For Rob & Karl – Triggers run outside of transactions. An insert that fires a trigger may be rolled back, but the trigger rolls on.
Triggers introduce a long-term maintenance headache. You can read a stored-procedure from top to bottom and imagine you understand what it does. But unless you examine every tables it touches – you don’t. Little bits of code may be running silently which augment or even reverse some of the logic within the stored-procedure.
Triggers are used by lazy developers to ‘bolt on’ new features to applications, rather than track-down all the code that could insert/update/delete from a table and add the code (or a link to it) there.
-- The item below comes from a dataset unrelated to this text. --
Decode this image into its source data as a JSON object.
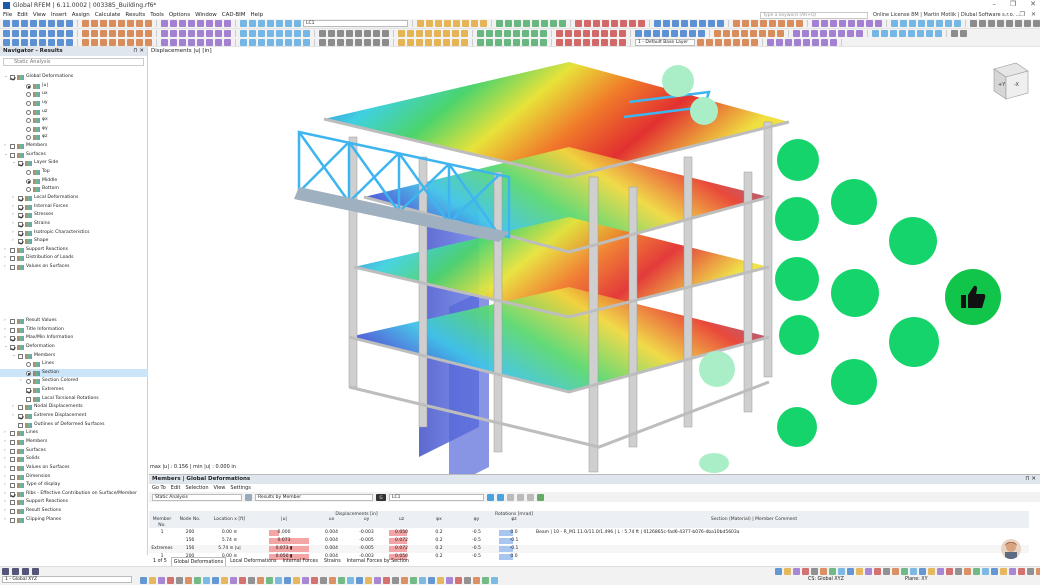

This would be forgivable if the application code was closed or propitiatory, but never when the application is open to the application developer, who just cannot be bothered to integrate code changes properly, and cares not-a-jot about long-term maintenance headaches (slow breaths, slow breaths :))